The Federal Reserve and every market analyst have been waiting for the job market to cool down a bit so that one of the last bastions of inflation could fall. The June employment picture was a bit cloudier for the first time this year. Though the headline job data again was just about 200,000, which is nothing to sneeze at —the underlying numbers were a bit weaker. For example, the previous two months of gains were revised downward by just over 100,000.
Even one number which showed strength could be interpreted as a weakness. The average hours worked per week was higher, indicating the demand continues. However, often employers expand overtime when they have the need and don’t want to hire additional personnel. Or perhaps they can’t find the workers. Wage inflation was still on the strong side, so this supports the latter theory.
These “cloudier” numbers made the July report released last Friday even more interesting.
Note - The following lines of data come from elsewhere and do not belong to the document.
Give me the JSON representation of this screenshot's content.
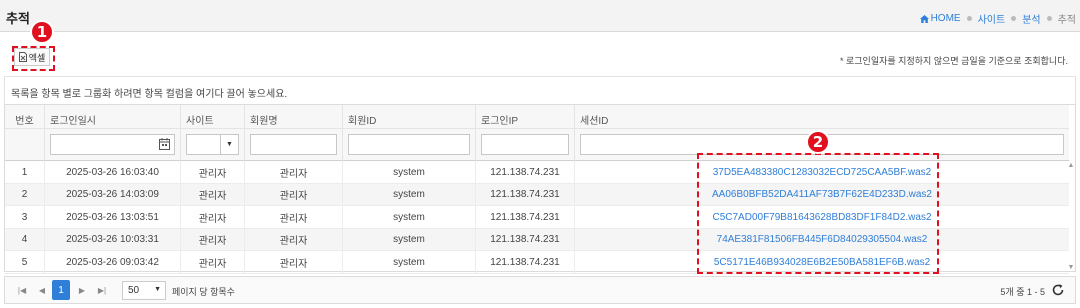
{
  "header": {
    "title": "추적",
    "breadcrumb": {
      "home": "HOME",
      "items": [
        "사이트",
        "분석",
        "추적"
      ]
    }
  },
  "toolbar": {
    "excel_label": "엑셀",
    "notice": "* 로그인일자를 지정하지 않으면 금일을 기준으로 조회합니다."
  },
  "grid": {
    "group_hint": "목록을 항목 별로 그룹화 하려면 항목 컬럼을 여기다 끌어 놓으세요.",
    "columns": [
      "번호",
      "로그인일시",
      "사이트",
      "회원명",
      "회원ID",
      "로그인IP",
      "세션ID"
    ],
    "rows": [
      {
        "no": "1",
        "login_time": "2025-03-26 16:03:40",
        "site": "관리자",
        "member_name": "관리자",
        "member_id": "system",
        "login_ip": "121.138.74.231",
        "session_id": "37D5EA483380C1283032ECD725CAA5BF.was2"
      },
      {
        "no": "2",
        "login_time": "2025-03-26 14:03:09",
        "site": "관리자",
        "member_name": "관리자",
        "member_id": "system",
        "login_ip": "121.138.74.231",
        "session_id": "AA06B0BFB52DA411AF73B7F62E4D233D.was2"
      },
      {
        "no": "3",
        "login_time": "2025-03-26 13:03:51",
        "site": "관리자",
        "member_name": "관리자",
        "member_id": "system",
        "login_ip": "121.138.74.231",
        "session_id": "C5C7AD00F79B81643628BD83DF1F84D2.was2"
      },
      {
        "no": "4",
        "login_time": "2025-03-26 10:03:31",
        "site": "관리자",
        "member_name": "관리자",
        "member_id": "system",
        "login_ip": "121.138.74.231",
        "session_id": "74AE381F81506FB445F6D84029305504.was2"
      },
      {
        "no": "5",
        "login_time": "2025-03-26 09:03:42",
        "site": "관리자",
        "member_name": "관리자",
        "member_id": "system",
        "login_ip": "121.138.74.231",
        "session_id": "5C5171E46B934028E6B2E50BA581EF6B.was2"
      }
    ]
  },
  "pager": {
    "current_page": "1",
    "page_size": "50",
    "page_size_label": "페이지 당 항목수",
    "info": "5개 중 1 - 5"
  },
  "annotations": {
    "marker1": "1",
    "marker2": "2"
  },
  "colors": {
    "accent": "#2f7ed8",
    "callout": "#e0101f"
  }
}
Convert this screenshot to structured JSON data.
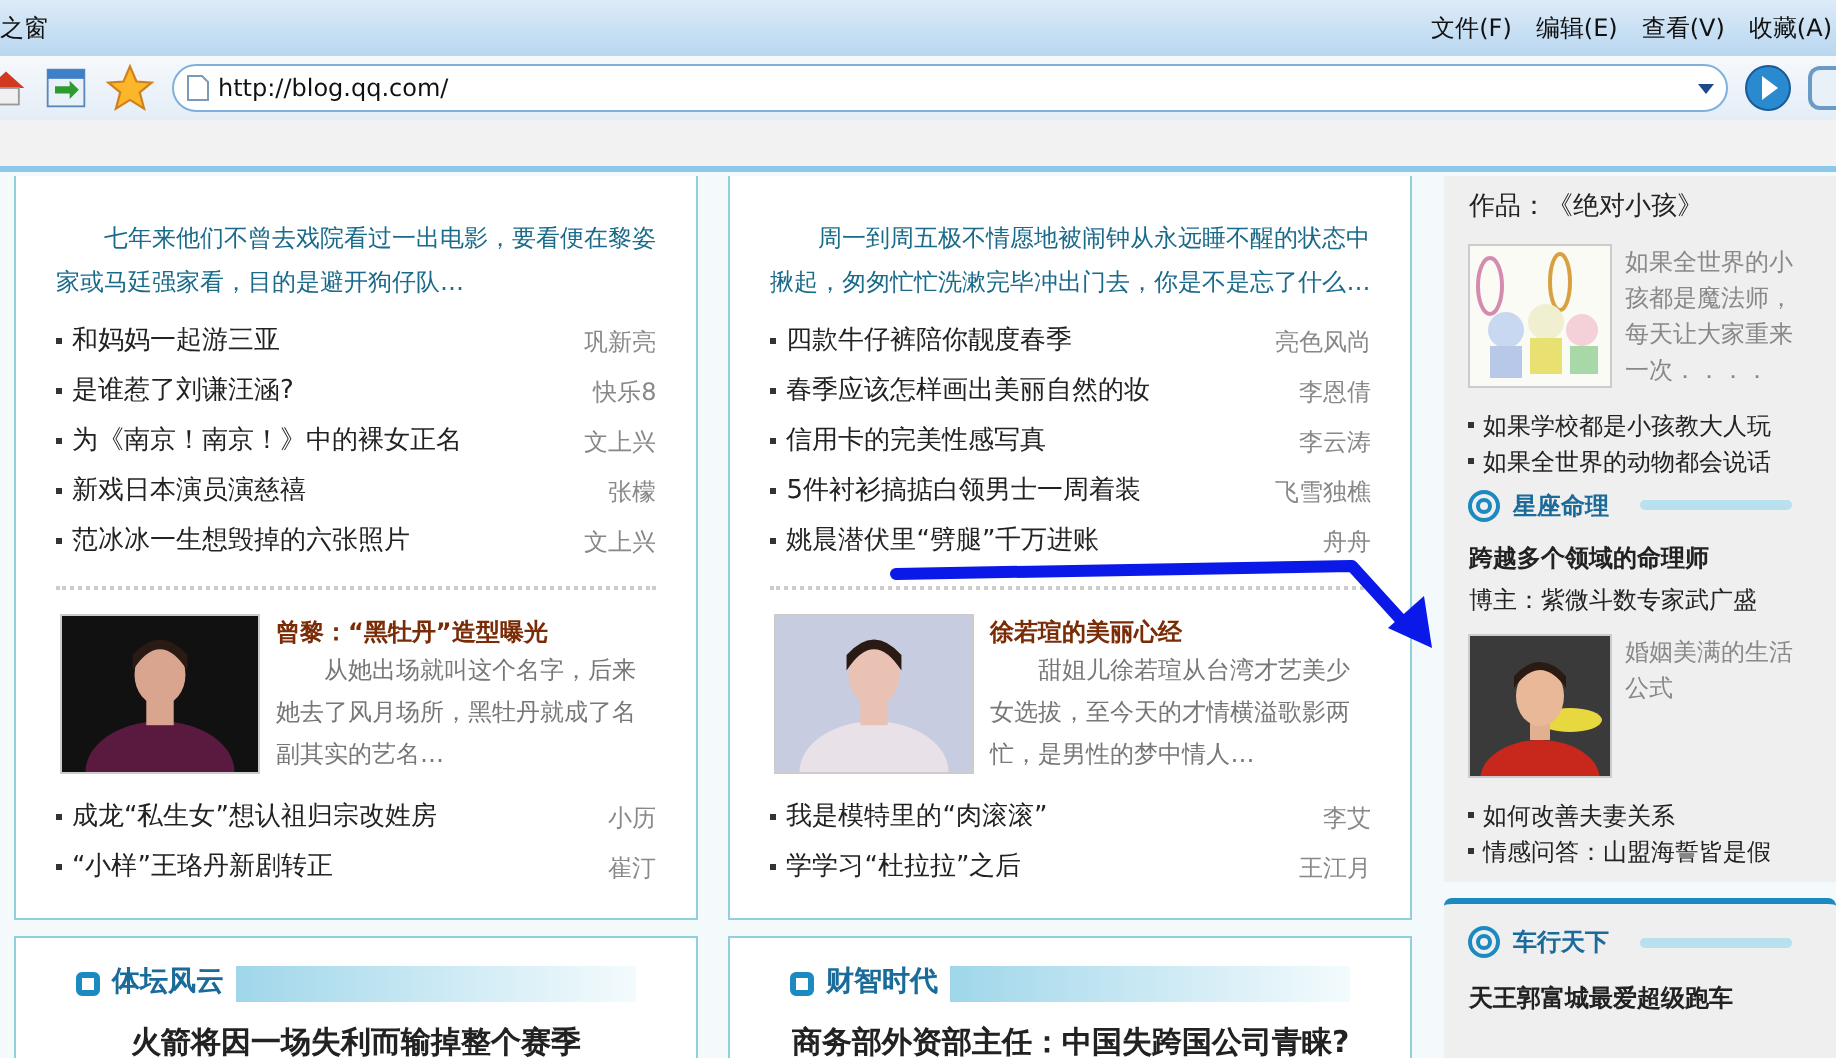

How did we do? The economy added 187,000 jobs in July, a decent number – but decidedly less than the average for the first half of the year. The previous two months of gains were revised down by approximately 50,000, making the overall numbers even lower. The headline unemployment rate moved down one tick to 3.5%. The all-important wage inflation numbers came in a bit high at 0.4% for the month and 4.4% annually. All-in-all, this was seen as a softer report, though wage growth will be concerning to the Fed. With no Fed meeting this month, there will be another jobs report before they meet in September.